> **Records excerpted from a collection**
* * * * *
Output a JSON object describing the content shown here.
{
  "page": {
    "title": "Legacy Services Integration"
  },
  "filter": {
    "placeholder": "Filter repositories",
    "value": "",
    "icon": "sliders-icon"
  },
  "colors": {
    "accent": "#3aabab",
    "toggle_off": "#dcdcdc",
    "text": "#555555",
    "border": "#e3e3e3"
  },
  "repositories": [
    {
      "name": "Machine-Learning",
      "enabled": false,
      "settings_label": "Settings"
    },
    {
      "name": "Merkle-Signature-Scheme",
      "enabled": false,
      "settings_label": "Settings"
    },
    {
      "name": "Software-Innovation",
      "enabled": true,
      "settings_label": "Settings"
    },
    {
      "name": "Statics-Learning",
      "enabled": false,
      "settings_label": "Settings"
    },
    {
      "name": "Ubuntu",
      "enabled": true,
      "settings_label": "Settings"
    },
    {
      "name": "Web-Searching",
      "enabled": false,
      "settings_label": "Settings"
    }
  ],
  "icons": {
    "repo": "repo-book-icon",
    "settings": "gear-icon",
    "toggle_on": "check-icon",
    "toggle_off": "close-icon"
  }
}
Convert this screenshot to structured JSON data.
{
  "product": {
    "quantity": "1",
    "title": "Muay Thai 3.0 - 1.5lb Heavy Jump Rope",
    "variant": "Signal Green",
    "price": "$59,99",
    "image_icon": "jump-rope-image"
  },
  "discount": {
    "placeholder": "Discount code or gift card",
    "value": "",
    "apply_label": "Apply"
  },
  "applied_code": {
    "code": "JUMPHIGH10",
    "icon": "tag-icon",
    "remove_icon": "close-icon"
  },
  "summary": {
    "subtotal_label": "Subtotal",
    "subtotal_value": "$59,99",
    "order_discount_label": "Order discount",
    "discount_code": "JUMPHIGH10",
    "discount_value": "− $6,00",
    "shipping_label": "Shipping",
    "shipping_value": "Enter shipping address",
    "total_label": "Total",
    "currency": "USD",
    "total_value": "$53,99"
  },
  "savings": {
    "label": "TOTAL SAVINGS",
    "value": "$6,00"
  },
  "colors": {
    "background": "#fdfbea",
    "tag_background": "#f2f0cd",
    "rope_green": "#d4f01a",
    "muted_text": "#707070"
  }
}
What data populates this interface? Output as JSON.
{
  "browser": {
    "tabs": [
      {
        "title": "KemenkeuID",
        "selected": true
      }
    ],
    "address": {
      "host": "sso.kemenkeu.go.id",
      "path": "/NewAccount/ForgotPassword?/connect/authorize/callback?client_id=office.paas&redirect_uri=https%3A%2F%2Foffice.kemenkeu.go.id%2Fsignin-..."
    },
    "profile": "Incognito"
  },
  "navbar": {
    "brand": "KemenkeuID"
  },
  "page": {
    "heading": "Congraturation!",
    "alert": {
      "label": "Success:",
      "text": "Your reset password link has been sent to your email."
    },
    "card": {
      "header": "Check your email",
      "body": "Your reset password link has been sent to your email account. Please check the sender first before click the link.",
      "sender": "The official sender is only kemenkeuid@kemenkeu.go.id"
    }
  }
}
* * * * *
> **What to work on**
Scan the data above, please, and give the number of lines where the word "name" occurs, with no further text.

> **Written answer**
6